- The photocopying service is next to the photo booth.
Getting a submission queue number
- This step requires you to stand in queue. I started lining up at 9 am, and only got the queue number about an hour later. Luckily, I had the foresight to bring a page-turner along (Barbara Nadel's Arabesk: Inspector Ikmen #3 in case you're wondering. Engrossing story!).
- After that, you can take a seat while you wait for your number to come up on the display board. Whew! I definitely needed to sit down by then.
- It was slightly more than an hour, 11.15 am, before I was able to submit my application and make payment. The fee for a new passport is RM300,and they accept Singapore Dollars in cash only. On the day that I went, I was asked for S$124.
STEP 5: COLLECTION
- Collection is from 2.30 pm - 4.15 pm.
- You have to first get a yellow "Q" pass from the guard house.
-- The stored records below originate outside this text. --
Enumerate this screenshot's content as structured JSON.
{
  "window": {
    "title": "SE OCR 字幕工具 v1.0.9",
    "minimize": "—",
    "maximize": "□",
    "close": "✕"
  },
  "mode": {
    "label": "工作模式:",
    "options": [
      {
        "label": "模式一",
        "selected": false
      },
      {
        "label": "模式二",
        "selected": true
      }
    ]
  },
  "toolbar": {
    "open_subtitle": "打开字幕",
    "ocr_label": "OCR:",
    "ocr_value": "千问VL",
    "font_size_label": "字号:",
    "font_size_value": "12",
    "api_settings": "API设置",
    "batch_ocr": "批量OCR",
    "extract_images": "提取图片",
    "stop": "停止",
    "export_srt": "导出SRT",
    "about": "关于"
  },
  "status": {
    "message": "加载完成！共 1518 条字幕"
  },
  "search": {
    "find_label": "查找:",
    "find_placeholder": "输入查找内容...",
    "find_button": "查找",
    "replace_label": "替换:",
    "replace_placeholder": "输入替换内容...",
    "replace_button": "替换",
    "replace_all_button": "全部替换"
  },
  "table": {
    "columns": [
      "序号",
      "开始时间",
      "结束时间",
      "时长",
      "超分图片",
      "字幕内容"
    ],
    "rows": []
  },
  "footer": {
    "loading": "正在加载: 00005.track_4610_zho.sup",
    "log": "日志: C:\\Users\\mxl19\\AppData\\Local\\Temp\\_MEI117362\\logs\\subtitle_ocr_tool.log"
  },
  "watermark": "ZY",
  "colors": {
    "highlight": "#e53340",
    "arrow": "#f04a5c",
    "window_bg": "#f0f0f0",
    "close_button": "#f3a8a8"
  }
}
I got to the guard house at about 1.45 pm, and was given number 028.
- Collection started promptly at 2.30 pm, with everyone getting their passports based on their Q pass number. It took about 15 minutes to get to my turn ie number 28.
Once I had my new passport, I proceeded to the Singapore Immigration website to transfer my Singapore re-entry permit. You can do it electronically nowadays - http://erep.ica.gov.sg/erep/index.do. Just fill in a few details, and print out the new re-entry permit.
Sunday, January 24, 2010
Review: OSIM uSqueez Warm Massager
Although I didn't mention it in that article, I actually also tried a similar product from OTO -- the OTO Power Foot. According to the OTO salesperson, a unique features is that it has three rollers, and offers options for massage of other parts of the leg like the knee. It's worth checking out not least because the price and freebies are quite attractive. In terms of how good the massage feels, though, I think the OSIM uSqueez wins.
Wednesday, January 13, 2010
Coffee Morning & Afternoon Tea: Remembering Johnny Cash by Matthew & The Mandarins
1 Feb 2010 at the Esplanade Recital Studio
Matthew is an outstanding country singer, with a voice that's warm and rich, and a real feel for the music. I also really like the Esplanade Recital Studio as a venue -- it is small enough for you to hear and see properly, and there's an intimate, cozy feel to the place.
Wednesday, December 9, 2009
And... the book can be read for free online. Don't you just love free stuff?
I've written a review (with info on where to find the book online) and published it on hubpages:
A Novice's Review: Grokking the GIMP by Carey Bunks